There is no need to run through the timeline of this historic face plant of a website introduction that is Healthcare.gov. Enough has been said already by far too many.

But in the spirit of being up-to-date, the line about the site’s new found functionality is one that could only be produced by bureaucrats and those who play politics for a living rather than a calling. (Easy there folks, this includes pols on both sides of the aisle so don’t get your knickers in a twist).

The update and current state of affairs on Healthcare.gov was announced yesterday in a report from the Department of Health and Human Services (PDF). It reads, as reported by cnet

The Obama administration announced Sunday it had met its deadline for improving HealthCare.gov after myriad technical issues plagued the launch of the government-run online health insurance marketplace.

After hundreds of software fixes and hardware upgrades, the site is now running “smoothly for the vast majority of users,” according to a report released Sunday by the US Department of Health and Human Services.

Could there be a looser definition of just how many people this might now work for? I suppose yes but this one is certainly loose enough and something that can be talked around easily as we move forward. Maybe this is more of a lesson in PR spin than anything else? At any rate, it’s all very ‘Washington-esque’, don’t you think?
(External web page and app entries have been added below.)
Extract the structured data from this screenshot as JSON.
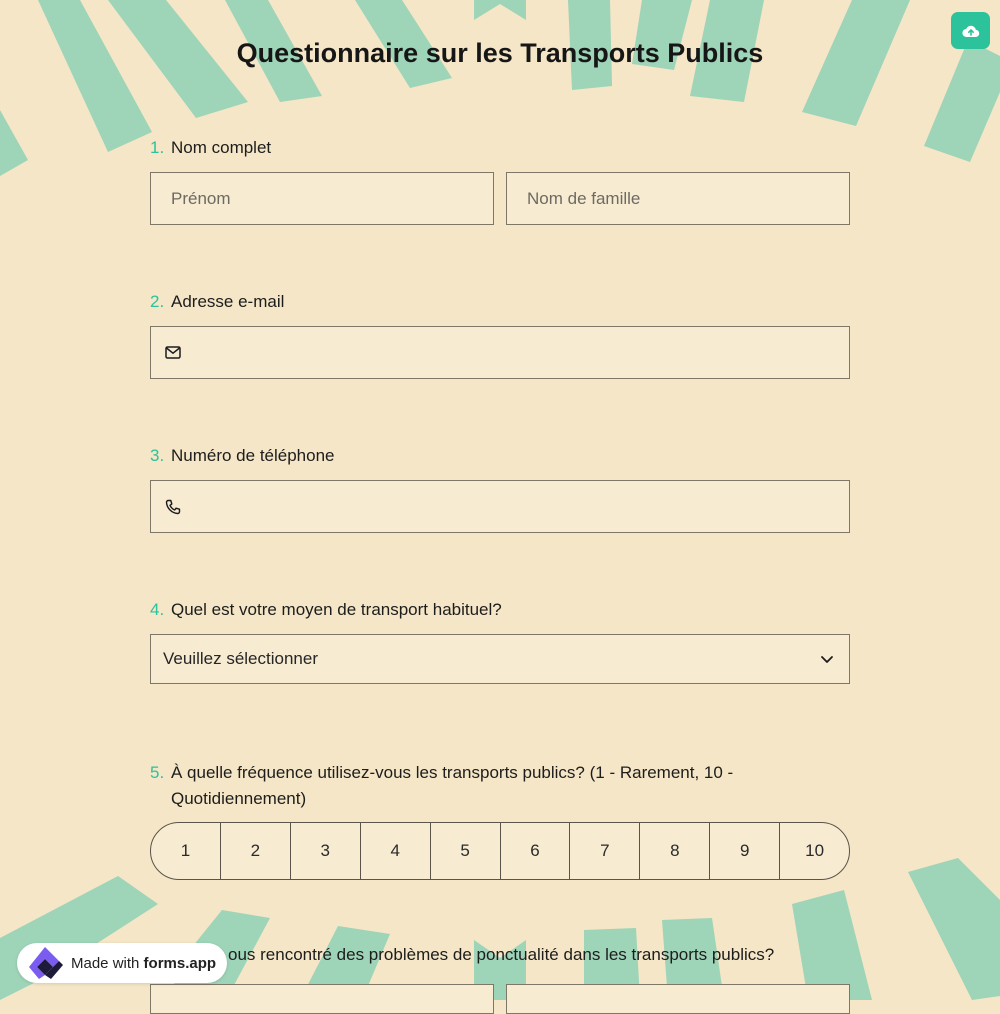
{
  "form": {
    "title": "Questionnaire sur les Transports Publics",
    "q1": {
      "number": "1.",
      "label": "Nom complet",
      "first_placeholder": "Prénom",
      "last_placeholder": "Nom de famille"
    },
    "q2": {
      "number": "2.",
      "label": "Adresse e-mail"
    },
    "q3": {
      "number": "3.",
      "label": "Numéro de téléphone"
    },
    "q4": {
      "number": "4.",
      "label": "Quel est votre moyen de transport habituel?",
      "selected": "Veuillez sélectionner"
    },
    "q5": {
      "number": "5.",
      "label": "À quelle fréquence utilisez-vous les transports publics? (1 - Rarement, 10 - Quotidiennement)",
      "scale": [
        "1",
        "2",
        "3",
        "4",
        "5",
        "6",
        "7",
        "8",
        "9",
        "10"
      ]
    },
    "q6": {
      "label_visible": "ous rencontré des problèmes de ponctualité dans les transports publics?"
    }
  },
  "badge": {
    "prefix": "Made with",
    "brand": "forms.app"
  },
  "icons": {
    "upload": "cloud-upload-icon",
    "email": "mail-icon",
    "phone": "phone-icon",
    "chevron": "chevron-down-icon",
    "brand": "forms-app-logo-icon"
  },
  "colors": {
    "accent": "#2cc29c",
    "background": "#f4e6c6",
    "stripe": "#9ed4b8",
    "field": "#f7ebd2"
  }
}
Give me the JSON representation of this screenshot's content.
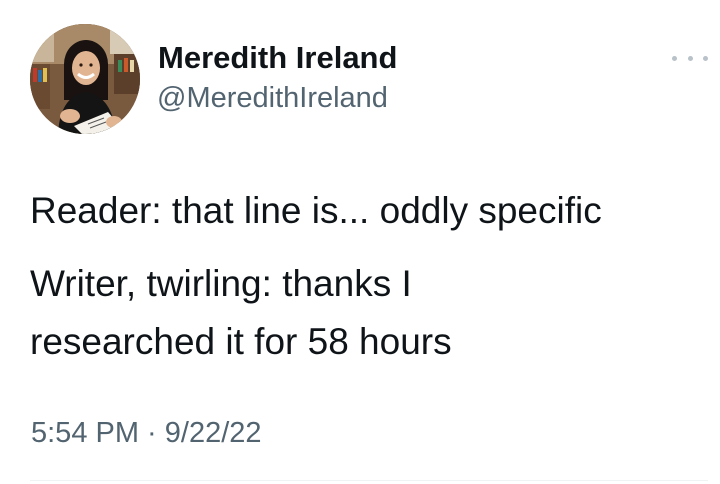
{
  "tweet": {
    "author": {
      "display_name": "Meredith Ireland",
      "handle": "@MeredithIreland",
      "avatar_icon": "profile-photo"
    },
    "more_icon": "more-horizontal-icon",
    "text_lines": [
      "Reader: that line is... oddly specific",
      "Writer, twirling: thanks I",
      "researched it for 58 hours"
    ],
    "timestamp": "5:54 PM · 9/22/22"
  },
  "colors": {
    "primary_text": "#0f1419",
    "secondary_text": "#536471",
    "dots": "#b9c2c9",
    "divider": "#eff3f4"
  }
}
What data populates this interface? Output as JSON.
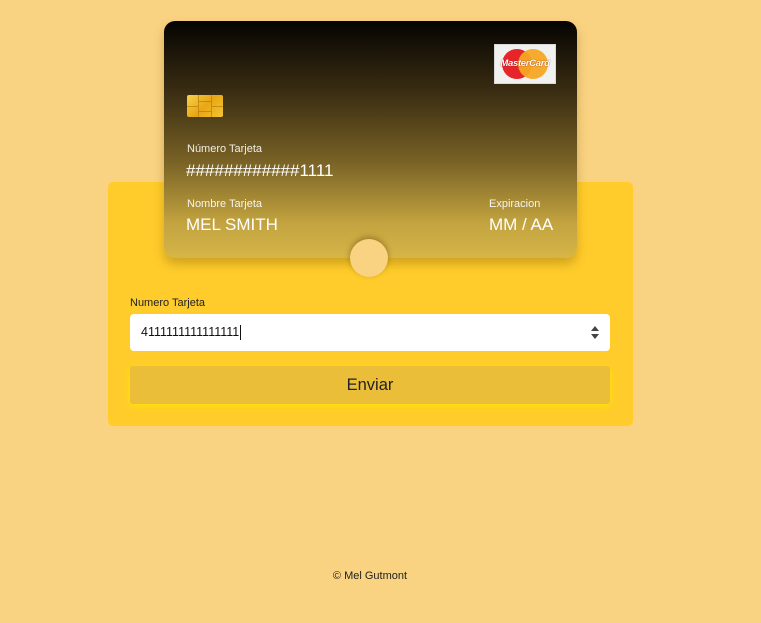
{
  "card": {
    "brand_text": "MasterCard",
    "brand_icon": "mastercard-logo",
    "chip_icon": "chip-icon",
    "number_label": "Número Tarjeta",
    "number_value": "############1111",
    "name_label": "Nombre Tarjeta",
    "name_value": "MEL SMITH",
    "expiry_label": "Expiracion",
    "expiry_value": "MM / AA"
  },
  "form": {
    "number_label": "Numero Tarjeta",
    "number_value": "4111111111111111",
    "submit_label": "Enviar"
  },
  "footer": {
    "text": "© Mel Gutmont"
  },
  "colors": {
    "page_background": "#f9d381",
    "panel_background": "#ffcc2b",
    "button_background": "#ebbe3a"
  }
}
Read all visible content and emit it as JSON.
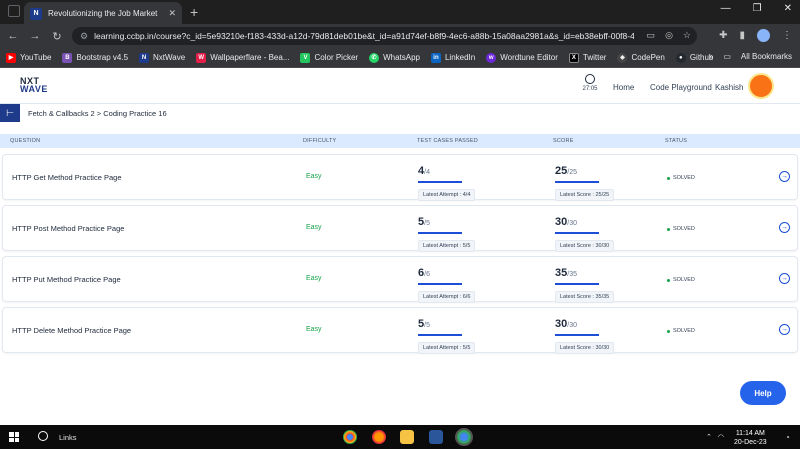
{
  "browser": {
    "tab_title": "Revolutionizing the Job Market",
    "url": "learning.ccbp.in/course?c_id=5e93210e-f183-433d-a12d-79d81deb01be&t_id=a91d74ef-b8f9-4ec6-a88b-15a08aa2981a&s_id=eb38ebff-00f8-43af-...",
    "bookmarks": [
      {
        "label": "YouTube",
        "color": "#ff0000"
      },
      {
        "label": "Bootstrap v4.5",
        "color": "#7952b3"
      },
      {
        "label": "NxtWave",
        "color": "#1e3a8a"
      },
      {
        "label": "Wallpaperflare - Bea...",
        "color": "#e11d48"
      },
      {
        "label": "Color Picker",
        "color": "#22c55e"
      },
      {
        "label": "WhatsApp",
        "color": "#25d366"
      },
      {
        "label": "LinkedIn",
        "color": "#0a66c2"
      },
      {
        "label": "Wordtune Editor",
        "color": "#6d28d9"
      },
      {
        "label": "Twitter",
        "color": "#000000"
      },
      {
        "label": "CodePen",
        "color": "#444444"
      },
      {
        "label": "Github",
        "color": "#24292f"
      }
    ],
    "all_bookmarks": "All Bookmarks"
  },
  "header": {
    "logo_line1": "NXT",
    "logo_line2": "WAVE",
    "timer": "27:05",
    "nav": [
      "Home",
      "Code Playground",
      "Kashish"
    ]
  },
  "breadcrumb": "Fetch & Callbacks 2 > Coding Practice 16",
  "table": {
    "columns": [
      "QUESTION",
      "DIFFICULTY",
      "TEST CASES PASSED",
      "SCORE",
      "STATUS"
    ],
    "rows": [
      {
        "question": "HTTP Get Method Practice Page",
        "difficulty": "Easy",
        "tc": "4",
        "tc_total": "/4",
        "tc_attempt": "Latest Attempt : 4/4",
        "score": "25",
        "score_total": "/25",
        "score_attempt": "Latest Score : 25/25",
        "status": "SOLVED"
      },
      {
        "question": "HTTP Post Method Practice Page",
        "difficulty": "Easy",
        "tc": "5",
        "tc_total": "/5",
        "tc_attempt": "Latest Attempt : 5/5",
        "score": "30",
        "score_total": "/30",
        "score_attempt": "Latest Score : 30/30",
        "status": "SOLVED"
      },
      {
        "question": "HTTP Put Method Practice Page",
        "difficulty": "Easy",
        "tc": "6",
        "tc_total": "/6",
        "tc_attempt": "Latest Attempt : 6/6",
        "score": "35",
        "score_total": "/35",
        "score_attempt": "Latest Score : 35/35",
        "status": "SOLVED"
      },
      {
        "question": "HTTP Delete Method Practice Page",
        "difficulty": "Easy",
        "tc": "5",
        "tc_total": "/5",
        "tc_attempt": "Latest Attempt : 5/5",
        "score": "30",
        "score_total": "/30",
        "score_attempt": "Latest Score : 30/30",
        "status": "SOLVED"
      }
    ]
  },
  "help": "Help",
  "taskbar": {
    "search": "Links",
    "time": "11:14 AM",
    "date": "20-Dec-23"
  }
}
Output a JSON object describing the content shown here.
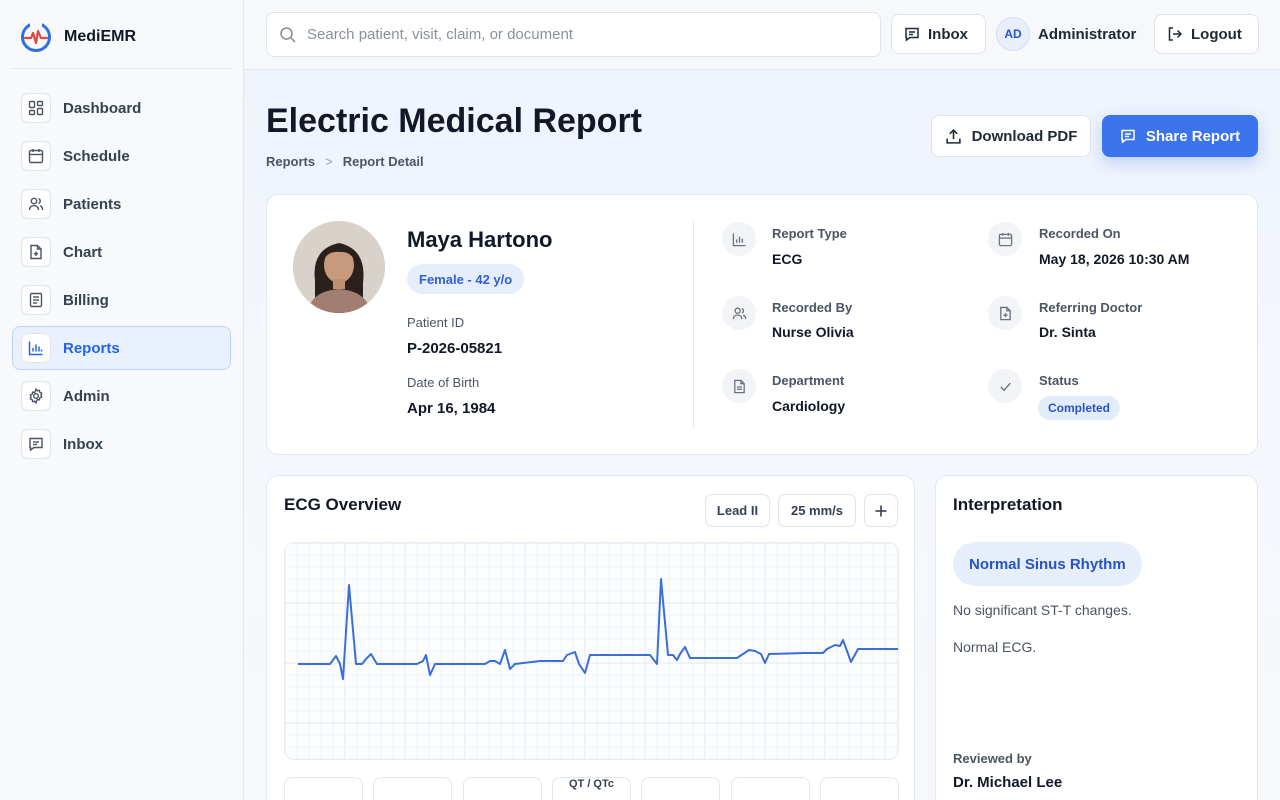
{
  "app": {
    "name": "MediEMR"
  },
  "sidebar": {
    "items": [
      {
        "label": "Dashboard",
        "icon": "grid-icon",
        "active": false
      },
      {
        "label": "Schedule",
        "icon": "calendar-icon",
        "active": false
      },
      {
        "label": "Patients",
        "icon": "users-icon",
        "active": false
      },
      {
        "label": "Chart",
        "icon": "file-plus-icon",
        "active": false
      },
      {
        "label": "Billing",
        "icon": "receipt-icon",
        "active": false
      },
      {
        "label": "Reports",
        "icon": "bar-chart-icon",
        "active": true
      },
      {
        "label": "Admin",
        "icon": "gear-icon",
        "active": false
      },
      {
        "label": "Inbox",
        "icon": "message-icon",
        "active": false
      }
    ]
  },
  "topbar": {
    "search_placeholder": "Search patient, visit, claim, or document",
    "inbox_label": "Inbox",
    "user_initials": "AD",
    "user_name": "Administrator",
    "logout_label": "Logout"
  },
  "page": {
    "title": "Electric Medical Report",
    "breadcrumb": [
      "Reports",
      "Report Detail"
    ],
    "breadcrumb_separator": ">",
    "download_label": "Download PDF",
    "share_label": "Share Report"
  },
  "patient": {
    "name": "Maya Hartono",
    "badge": "Female - 42 y/o",
    "id_label": "Patient ID",
    "id_value": "P-2026-05821",
    "dob_label": "Date of Birth",
    "dob_value": "Apr 16, 1984"
  },
  "report_meta": {
    "report_type": {
      "label": "Report Type",
      "value": "ECG"
    },
    "recorded_on": {
      "label": "Recorded On",
      "value": "May 18, 2026 10:30 AM"
    },
    "recorded_by": {
      "label": "Recorded By",
      "value": "Nurse Olivia"
    },
    "referring_doctor": {
      "label": "Referring Doctor",
      "value": "Dr. Sinta"
    },
    "department": {
      "label": "Department",
      "value": "Cardiology"
    },
    "status": {
      "label": "Status",
      "value": "Completed"
    }
  },
  "ecg": {
    "title": "ECG Overview",
    "lead": "Lead II",
    "speed": "25 mm/s",
    "metrics": [
      "",
      "",
      "",
      "QT / QTc",
      "",
      "",
      ""
    ]
  },
  "interpretation": {
    "title": "Interpretation",
    "rhythm": "Normal Sinus Rhythm",
    "notes": [
      "No significant ST-T changes.",
      "Normal ECG."
    ],
    "reviewed_label": "Reviewed by",
    "reviewed_by": "Dr. Michael Lee"
  },
  "colors": {
    "accent": "#3b74ec",
    "accent_soft": "#e6eefc",
    "ecg_trace": "#3a6fd8"
  }
}
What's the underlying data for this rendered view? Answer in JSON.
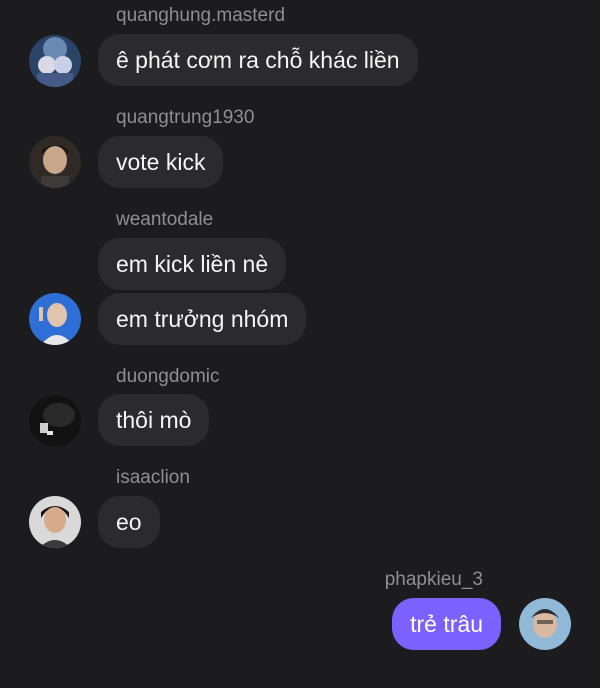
{
  "messages": [
    {
      "username": "quanghung.masterd",
      "text": "ê phát cơm ra chỗ khác liền",
      "avatar": "avatar-concert-crowd"
    },
    {
      "username": "quangtrung1930",
      "text": "vote kick",
      "avatar": "avatar-man-face"
    },
    {
      "username": "weantodale",
      "text": "em kick liền nè",
      "avatar": null
    },
    {
      "username": null,
      "text": "em trưởng nhóm",
      "avatar": "avatar-man-blue-background"
    },
    {
      "username": "duongdomic",
      "text": "thôi mò",
      "avatar": "avatar-dark-stage"
    },
    {
      "username": "isaaclion",
      "text": "eo",
      "avatar": "avatar-woman"
    },
    {
      "username": "phapkieu_3",
      "text": "trẻ trâu",
      "avatar": "avatar-own-profile",
      "outgoing": true
    }
  ],
  "colors": {
    "background": "#1c1c1e",
    "incoming_bubble": "#2b2b2d",
    "outgoing_bubble": "#7b61ff",
    "username": "#8e8e93"
  }
}
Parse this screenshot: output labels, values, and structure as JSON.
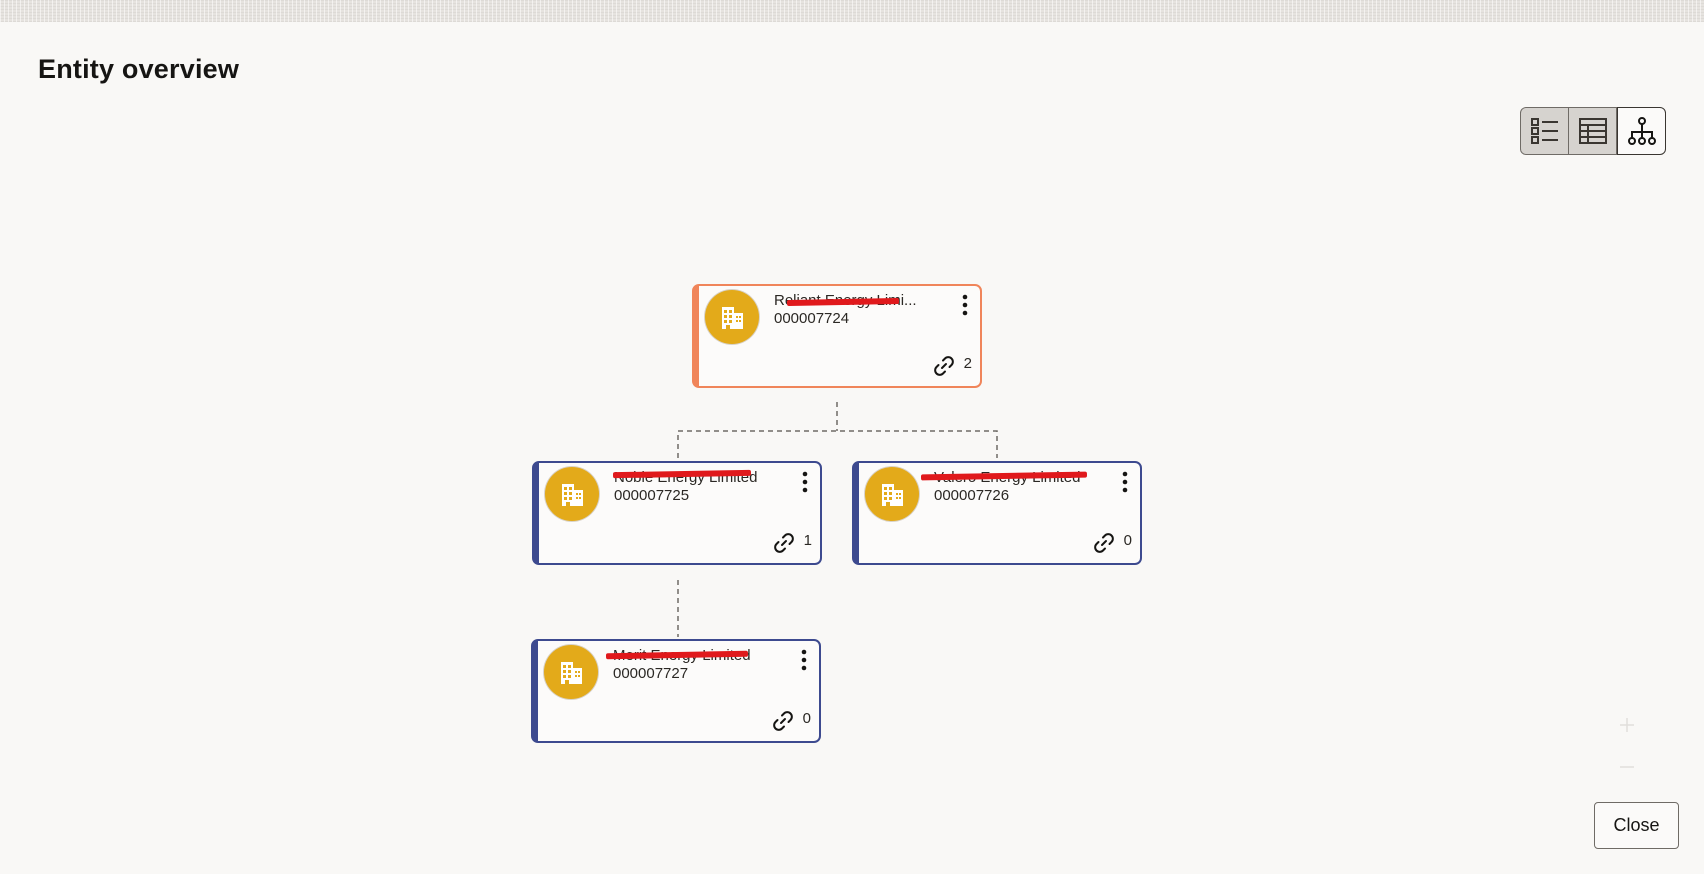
{
  "dialog": {
    "title": "Entity overview",
    "close_label": "Close"
  },
  "view_switcher": {
    "options": [
      {
        "name": "list-view",
        "icon": "list-icon",
        "selected": false
      },
      {
        "name": "table-view",
        "icon": "table-icon",
        "selected": false
      },
      {
        "name": "hierarchy-view",
        "icon": "hierarchy-icon",
        "selected": true
      }
    ]
  },
  "entities": [
    {
      "name": "Reliant Energy Limi...",
      "id": "000007724",
      "links": "2",
      "role": "parent",
      "name_redacted": true
    },
    {
      "name": "Noble Energy Limited",
      "id": "000007725",
      "links": "1",
      "role": "child",
      "name_redacted": true
    },
    {
      "name": "Valero Energy Limited",
      "id": "000007726",
      "links": "0",
      "role": "child",
      "name_redacted": true
    },
    {
      "name": "Merit Energy Limited",
      "id": "000007727",
      "links": "0",
      "role": "child",
      "name_redacted": true
    }
  ],
  "icons": {
    "avatar": "building-icon",
    "menu": "more-vertical-icon",
    "links": "link-icon"
  },
  "colors": {
    "root_border": "#f0855a",
    "child_border": "#3d4a8f",
    "avatar": "#e3aa1a",
    "redaction": "#e0191c"
  }
}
We are putting this post under our “Reputation Channel”. Our question is can the US government ever have a good reputation regarding its online ‘prowess’ after this mess? Why did they hire the wrong company initially and have to send even more to call in private sector specialists to make the site right? Your thoughts?

Healthcare.gov

Can An Awesome Product Overcome Reputation Issues?

Amazon-LogoHere at Marketing Pilgrim, we are especially sensitive to stories about corporate reputations. Our founder Andy Beal and his Trackur product specialize in helping companies keep track (get it?) of what is being said in the online space.

In most cases, when there is some concern or issue around a product or service, many are quick to jump on the reputation crushing bandwagon to express their concerns, be they real or imagined. People like to be part of a group especially when they can get some sense of making a difference, no matter how artificial it is. But how far will they go to bring a brand down if it is something they really like?